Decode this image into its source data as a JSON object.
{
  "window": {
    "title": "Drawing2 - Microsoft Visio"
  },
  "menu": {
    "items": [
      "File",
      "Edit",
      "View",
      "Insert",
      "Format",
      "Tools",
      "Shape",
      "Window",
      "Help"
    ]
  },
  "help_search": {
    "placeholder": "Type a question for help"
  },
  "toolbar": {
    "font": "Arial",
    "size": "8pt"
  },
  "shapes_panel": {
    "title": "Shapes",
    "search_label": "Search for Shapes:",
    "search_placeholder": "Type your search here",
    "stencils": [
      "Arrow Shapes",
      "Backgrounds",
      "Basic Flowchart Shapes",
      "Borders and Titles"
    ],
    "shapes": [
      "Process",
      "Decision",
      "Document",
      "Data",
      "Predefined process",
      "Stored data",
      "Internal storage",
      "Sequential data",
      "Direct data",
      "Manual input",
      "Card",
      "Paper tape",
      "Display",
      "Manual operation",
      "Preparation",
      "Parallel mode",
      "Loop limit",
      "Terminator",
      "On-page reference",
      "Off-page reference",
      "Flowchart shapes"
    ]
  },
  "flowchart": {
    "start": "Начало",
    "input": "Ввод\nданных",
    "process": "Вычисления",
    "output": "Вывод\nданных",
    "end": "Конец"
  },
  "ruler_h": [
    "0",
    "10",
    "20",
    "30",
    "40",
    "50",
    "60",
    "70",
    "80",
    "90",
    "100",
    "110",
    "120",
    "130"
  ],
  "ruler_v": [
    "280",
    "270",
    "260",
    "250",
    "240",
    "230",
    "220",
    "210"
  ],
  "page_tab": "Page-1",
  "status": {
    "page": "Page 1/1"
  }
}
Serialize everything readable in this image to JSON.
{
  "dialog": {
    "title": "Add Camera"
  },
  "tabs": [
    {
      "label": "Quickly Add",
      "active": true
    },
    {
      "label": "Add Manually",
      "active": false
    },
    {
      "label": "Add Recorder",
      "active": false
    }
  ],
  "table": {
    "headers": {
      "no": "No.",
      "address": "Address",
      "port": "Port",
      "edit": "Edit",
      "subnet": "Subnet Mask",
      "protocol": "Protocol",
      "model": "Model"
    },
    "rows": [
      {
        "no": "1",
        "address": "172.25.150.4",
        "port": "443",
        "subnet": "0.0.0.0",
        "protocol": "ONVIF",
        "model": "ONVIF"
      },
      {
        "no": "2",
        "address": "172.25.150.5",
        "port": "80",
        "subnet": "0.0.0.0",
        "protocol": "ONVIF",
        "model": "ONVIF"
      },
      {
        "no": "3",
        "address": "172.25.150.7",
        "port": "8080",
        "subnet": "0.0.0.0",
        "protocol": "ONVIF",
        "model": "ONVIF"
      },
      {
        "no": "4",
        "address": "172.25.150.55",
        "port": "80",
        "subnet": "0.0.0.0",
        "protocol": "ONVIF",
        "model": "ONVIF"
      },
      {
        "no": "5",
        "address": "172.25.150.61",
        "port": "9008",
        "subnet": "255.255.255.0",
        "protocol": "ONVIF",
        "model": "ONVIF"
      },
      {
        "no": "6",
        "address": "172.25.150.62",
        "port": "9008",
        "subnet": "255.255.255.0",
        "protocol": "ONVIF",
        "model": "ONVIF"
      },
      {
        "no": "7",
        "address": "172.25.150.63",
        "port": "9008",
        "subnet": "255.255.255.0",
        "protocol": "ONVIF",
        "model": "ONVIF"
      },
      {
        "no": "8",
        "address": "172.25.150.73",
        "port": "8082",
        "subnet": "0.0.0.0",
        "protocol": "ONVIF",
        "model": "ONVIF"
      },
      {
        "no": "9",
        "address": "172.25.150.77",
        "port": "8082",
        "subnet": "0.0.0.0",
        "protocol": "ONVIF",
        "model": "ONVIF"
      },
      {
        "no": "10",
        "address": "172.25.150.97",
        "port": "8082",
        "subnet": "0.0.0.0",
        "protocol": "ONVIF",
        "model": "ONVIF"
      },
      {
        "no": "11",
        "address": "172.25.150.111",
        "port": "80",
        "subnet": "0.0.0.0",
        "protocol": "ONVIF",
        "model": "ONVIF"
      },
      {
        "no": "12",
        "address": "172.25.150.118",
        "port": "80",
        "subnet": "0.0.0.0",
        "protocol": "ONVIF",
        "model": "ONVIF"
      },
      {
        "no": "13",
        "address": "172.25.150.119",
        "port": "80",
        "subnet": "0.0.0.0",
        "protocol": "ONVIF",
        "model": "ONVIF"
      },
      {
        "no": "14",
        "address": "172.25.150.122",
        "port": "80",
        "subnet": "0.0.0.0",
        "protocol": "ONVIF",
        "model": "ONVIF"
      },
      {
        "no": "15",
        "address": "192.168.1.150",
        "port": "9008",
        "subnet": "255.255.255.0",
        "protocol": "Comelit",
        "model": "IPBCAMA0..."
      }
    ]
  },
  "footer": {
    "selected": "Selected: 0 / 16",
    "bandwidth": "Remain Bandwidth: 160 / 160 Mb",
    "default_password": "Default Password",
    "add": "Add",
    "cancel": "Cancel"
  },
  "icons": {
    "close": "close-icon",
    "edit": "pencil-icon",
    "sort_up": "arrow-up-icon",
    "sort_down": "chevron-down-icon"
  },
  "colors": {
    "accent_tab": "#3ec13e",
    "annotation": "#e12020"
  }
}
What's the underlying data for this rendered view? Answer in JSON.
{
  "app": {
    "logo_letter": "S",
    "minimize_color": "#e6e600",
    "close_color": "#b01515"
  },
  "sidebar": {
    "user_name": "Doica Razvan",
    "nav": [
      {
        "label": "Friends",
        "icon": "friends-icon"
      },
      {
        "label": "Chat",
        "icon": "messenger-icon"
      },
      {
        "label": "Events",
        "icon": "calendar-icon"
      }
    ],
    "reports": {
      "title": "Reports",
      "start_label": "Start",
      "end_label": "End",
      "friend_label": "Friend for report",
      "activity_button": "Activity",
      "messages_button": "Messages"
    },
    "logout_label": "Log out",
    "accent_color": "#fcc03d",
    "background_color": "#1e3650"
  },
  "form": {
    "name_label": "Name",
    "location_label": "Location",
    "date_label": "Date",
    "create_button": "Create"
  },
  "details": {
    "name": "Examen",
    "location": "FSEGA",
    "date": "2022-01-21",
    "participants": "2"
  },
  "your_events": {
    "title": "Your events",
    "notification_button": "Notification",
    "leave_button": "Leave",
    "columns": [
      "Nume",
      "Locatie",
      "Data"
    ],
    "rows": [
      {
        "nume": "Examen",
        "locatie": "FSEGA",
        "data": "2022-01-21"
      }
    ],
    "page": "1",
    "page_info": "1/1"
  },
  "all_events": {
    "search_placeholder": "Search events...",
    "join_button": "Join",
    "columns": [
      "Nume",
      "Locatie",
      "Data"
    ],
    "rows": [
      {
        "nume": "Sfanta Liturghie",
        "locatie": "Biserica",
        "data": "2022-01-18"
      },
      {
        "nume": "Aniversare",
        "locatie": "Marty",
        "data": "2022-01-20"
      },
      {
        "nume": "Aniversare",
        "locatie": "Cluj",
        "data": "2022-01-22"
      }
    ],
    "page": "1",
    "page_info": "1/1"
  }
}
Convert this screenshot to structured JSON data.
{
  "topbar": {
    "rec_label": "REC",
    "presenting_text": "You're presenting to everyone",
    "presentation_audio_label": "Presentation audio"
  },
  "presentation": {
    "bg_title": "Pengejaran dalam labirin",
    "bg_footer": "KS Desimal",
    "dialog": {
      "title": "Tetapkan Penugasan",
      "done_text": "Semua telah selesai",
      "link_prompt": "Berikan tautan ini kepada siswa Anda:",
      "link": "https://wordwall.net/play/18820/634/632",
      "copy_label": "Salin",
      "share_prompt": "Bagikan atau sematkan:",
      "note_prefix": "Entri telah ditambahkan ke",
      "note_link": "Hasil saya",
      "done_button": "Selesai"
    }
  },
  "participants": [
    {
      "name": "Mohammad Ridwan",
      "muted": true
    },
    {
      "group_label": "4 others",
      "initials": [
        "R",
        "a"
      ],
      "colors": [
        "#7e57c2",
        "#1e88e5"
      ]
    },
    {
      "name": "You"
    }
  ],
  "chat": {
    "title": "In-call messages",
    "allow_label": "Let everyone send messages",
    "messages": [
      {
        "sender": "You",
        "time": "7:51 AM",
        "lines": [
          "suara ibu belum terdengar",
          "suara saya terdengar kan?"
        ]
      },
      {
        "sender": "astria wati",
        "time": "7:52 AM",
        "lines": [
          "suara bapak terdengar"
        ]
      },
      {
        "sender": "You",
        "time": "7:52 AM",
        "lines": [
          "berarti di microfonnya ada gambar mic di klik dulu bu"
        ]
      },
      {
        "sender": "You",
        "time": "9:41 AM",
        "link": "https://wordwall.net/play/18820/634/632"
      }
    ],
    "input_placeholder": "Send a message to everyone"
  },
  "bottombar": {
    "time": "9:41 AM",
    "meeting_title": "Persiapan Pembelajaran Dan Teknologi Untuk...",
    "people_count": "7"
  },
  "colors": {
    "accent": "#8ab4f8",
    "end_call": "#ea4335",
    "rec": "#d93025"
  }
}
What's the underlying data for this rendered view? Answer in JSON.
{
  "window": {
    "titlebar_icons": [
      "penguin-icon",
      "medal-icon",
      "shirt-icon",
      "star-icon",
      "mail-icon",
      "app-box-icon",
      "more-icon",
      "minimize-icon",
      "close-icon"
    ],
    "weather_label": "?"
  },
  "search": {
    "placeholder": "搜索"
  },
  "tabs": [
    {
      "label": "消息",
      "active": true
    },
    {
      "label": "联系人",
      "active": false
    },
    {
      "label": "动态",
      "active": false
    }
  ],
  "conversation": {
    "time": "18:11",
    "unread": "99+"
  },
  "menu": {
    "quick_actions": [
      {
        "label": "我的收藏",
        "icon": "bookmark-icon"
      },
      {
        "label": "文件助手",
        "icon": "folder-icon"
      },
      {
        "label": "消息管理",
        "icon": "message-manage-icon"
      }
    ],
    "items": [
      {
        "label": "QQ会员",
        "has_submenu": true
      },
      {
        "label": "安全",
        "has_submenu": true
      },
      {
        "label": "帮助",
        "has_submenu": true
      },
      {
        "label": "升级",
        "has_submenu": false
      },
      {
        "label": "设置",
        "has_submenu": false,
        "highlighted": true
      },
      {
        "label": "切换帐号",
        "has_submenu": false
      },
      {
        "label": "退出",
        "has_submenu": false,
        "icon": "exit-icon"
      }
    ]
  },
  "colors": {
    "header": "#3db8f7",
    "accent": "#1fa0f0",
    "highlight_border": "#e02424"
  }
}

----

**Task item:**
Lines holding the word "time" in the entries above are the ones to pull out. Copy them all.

**Result for this exercise:**
        "time": "7:51 AM",
        "time": "7:52 AM",
        "time": "7:52 AM",
        "time": "9:41 AM",
    "time": "9:41 AM",
    "time": "18:11",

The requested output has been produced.